By Bruce Stokes, Special to CNN
Editor’s note: Bruce Stokes is director of global economic attitudes at the Pew Research Center. The views expressed are his own.
Beleaguered at home, U.S. President Barack Obama remains beloved in many nations abroad. And he is far more popular than his predecessor George W. Bush. But the bloom is definitely off the Obama rose.
Obama’s election in 2008 was widely approved of around the world, and there were high expectations for the incoming American leader, whose election seemed to promise an end to the anti-Americanism that had plagued Washington’s relations with the rest of the world for the past several years.
And, despite revelations such as National Security Agency spying on foreign leaders and the growing sense in the United States that President Obama is already a lame duck domestically, his continued (if somewhat diminished) favorability abroad suggests he remains a force to be reckoned with in international affairs. But will the president follow the well-trodden path of his predecessors in spending more time on foreign policy in their last years in office as their domestic influence has waned?
His popularity abroad suggests he might.
Today, Obama remains largely popular. Half or more of the public in 27 of 43 countries surveyed by the Pew Research Center in 2014 said they had confidence in him to do the right thing in world affairs – his median positive approval rating is 55 percent, similar to the American public’s view of his handling of foreign policy. Indeed, in most nations, the public’s assessment of Obama’s performance is largely unchanged since 2013, and his image has dropped by double digits in just five nations – Brazil, Germany, Argentina, Russia and Japan. But it has risen appreciably in Israel and China.
Western Europeans’ views of Obama, meanwhile, remain quite positive, and the president hits ratings he can perhaps only dream of now back at home – more than eight-in-ten French and three quarters of Italians and British have confidence in the U.S. president doing the right thing internationally.
Indeed, revelations that Washington has read both Americans’ and some foreigners’ emails and listened in on their telephone conversations appears to have significantly damaged Obama’s approval in only one EU country, with Germans’ views of Obama falling 17 points in the last year. In addition, Russian faith in Obama, already quite low in 2013, is down 14 points to 29 percent, a likely casualty of the Ukraine confrontation. (Obama’s handling of that crisis has not won the U.S. president much support in Ukraine, either, where only 44 percent give him a positive grade).
Asians’ appreciation for President Obama echoes that of western Europeans – half or more of the publics in nine of 11 Asian nations surveyed have confidence in Obama to do the right thing in world affairs. Such pro-Obama sentiment is particularly strong in the Philippines (89 percent) and South Korea (84 percent). About half of Chinese, meanwhile, now approve of his conduct internationally, up 20 points in the last year. Still, Just 7 percent of Pakistanis think highly of Obama, making them his most severe critics.

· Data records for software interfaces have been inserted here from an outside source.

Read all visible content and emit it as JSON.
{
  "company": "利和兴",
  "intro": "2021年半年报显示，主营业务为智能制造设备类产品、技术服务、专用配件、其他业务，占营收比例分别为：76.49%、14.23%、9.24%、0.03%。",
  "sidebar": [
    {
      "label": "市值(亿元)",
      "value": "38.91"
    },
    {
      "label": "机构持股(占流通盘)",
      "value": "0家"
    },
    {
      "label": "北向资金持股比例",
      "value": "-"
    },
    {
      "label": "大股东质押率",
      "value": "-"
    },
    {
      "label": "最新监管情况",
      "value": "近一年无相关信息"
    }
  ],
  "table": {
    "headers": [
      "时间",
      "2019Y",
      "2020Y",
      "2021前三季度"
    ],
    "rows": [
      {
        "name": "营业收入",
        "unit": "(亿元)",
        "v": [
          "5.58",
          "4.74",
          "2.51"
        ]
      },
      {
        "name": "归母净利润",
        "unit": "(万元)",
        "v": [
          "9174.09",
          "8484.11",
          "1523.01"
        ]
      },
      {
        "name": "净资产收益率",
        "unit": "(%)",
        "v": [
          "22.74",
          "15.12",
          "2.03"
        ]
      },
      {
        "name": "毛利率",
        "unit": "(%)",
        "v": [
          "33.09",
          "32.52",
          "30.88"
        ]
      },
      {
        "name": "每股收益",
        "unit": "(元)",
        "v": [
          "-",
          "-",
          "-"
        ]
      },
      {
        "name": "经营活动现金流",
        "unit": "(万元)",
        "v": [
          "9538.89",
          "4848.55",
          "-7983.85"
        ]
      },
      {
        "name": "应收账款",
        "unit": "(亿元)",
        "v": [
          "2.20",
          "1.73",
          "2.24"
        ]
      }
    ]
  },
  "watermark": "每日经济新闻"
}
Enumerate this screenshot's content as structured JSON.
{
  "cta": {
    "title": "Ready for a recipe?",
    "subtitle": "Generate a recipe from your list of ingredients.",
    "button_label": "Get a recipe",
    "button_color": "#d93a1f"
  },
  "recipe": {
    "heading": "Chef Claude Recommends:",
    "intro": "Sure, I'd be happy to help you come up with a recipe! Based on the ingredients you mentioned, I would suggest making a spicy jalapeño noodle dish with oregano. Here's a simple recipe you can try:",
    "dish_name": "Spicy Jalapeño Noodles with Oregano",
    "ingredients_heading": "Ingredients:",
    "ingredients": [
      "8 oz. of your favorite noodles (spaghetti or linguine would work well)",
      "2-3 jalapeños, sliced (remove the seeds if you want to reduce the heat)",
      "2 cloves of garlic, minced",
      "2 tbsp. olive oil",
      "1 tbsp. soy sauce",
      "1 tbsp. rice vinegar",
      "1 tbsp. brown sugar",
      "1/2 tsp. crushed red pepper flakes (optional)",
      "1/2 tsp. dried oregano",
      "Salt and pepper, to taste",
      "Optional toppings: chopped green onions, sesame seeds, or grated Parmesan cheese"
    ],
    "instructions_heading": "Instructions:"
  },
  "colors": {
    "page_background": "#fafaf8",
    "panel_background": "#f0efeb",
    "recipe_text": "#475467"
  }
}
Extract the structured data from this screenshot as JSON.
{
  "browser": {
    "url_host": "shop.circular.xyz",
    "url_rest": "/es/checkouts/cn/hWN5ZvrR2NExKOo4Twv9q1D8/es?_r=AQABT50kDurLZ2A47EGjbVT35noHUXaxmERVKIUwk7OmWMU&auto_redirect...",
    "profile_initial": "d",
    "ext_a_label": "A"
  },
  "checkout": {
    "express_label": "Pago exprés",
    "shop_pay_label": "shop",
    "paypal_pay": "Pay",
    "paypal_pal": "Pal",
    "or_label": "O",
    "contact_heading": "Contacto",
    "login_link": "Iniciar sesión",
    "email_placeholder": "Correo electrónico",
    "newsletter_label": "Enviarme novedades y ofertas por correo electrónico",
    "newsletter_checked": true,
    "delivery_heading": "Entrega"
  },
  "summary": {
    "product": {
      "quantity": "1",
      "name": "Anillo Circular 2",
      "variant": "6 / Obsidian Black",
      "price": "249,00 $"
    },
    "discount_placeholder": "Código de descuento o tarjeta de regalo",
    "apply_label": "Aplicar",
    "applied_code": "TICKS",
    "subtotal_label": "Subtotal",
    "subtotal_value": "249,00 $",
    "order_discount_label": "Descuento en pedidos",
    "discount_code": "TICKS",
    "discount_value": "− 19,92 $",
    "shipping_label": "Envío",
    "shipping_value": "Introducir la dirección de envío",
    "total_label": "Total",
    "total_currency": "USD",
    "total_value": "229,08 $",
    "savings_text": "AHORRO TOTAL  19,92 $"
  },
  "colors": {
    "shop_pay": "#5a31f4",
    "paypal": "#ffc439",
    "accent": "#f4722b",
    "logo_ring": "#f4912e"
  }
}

In Africa, Obama maintains a strong image, with half or more of the public in all seven nations surveyed giving Obama a positive rating. He is particularly appreciated in Kenya and Tanzania, where about three quarters of those surveyed approved of his performance.
Latin Americans take a more jaundiced view of the U.S. president. In just four of the nine countries in the survey do half or more approve of his conduct of foreign affairs, with the president’s highest rating a relatively modest 58 percent in El Salvador, while appreciation for his international stewardship is down 17 points in Brazil and 13 points in Argentina in just the past year.
Obama’s lowest regional approval is in the Middle East, where only 13 percent of Palestinians, 17 percent of Jordanians and 19 percent of Egyptians have confidence in Obama’s leadership this year. This contrasts starkly with Israel, where almost three quarters of respondents give Obama a thumbs up, a 10 point rise over the past year.
Still, although President Obama’s popularity has held up relatively well in much of the world over the past 12 months, there has been a considerable drop off since Obama took office in 2009 – his ratings have declined in 19 of 21 countries for which there is comparable data, including a 30 percentage point drop in Argentina, a 25 point fall off in Japan, a 23 point decline in Egypt and 22 point slides in Germany and Russia. Only in Israel has the public’s view of Obama improved significantly.
All this said, however much disappointment global publics may have in Barack Obama, they still prefer him to his predecessor George W. Bush. In 2008, the year he left office, a median of just 19 percent in 20 nations had confidence in Bush’s handling of world affairs, compared with 57 percent that still have confidence in Obama in those same countries.
Of course, with two and a half years remaining in office, the Obama legacy has yet to be written. But one thing is clear: He restored faith in the U.S. presidency in the eyes of many around the world. And while that impact is waning, it still remains a strong American asset abroad.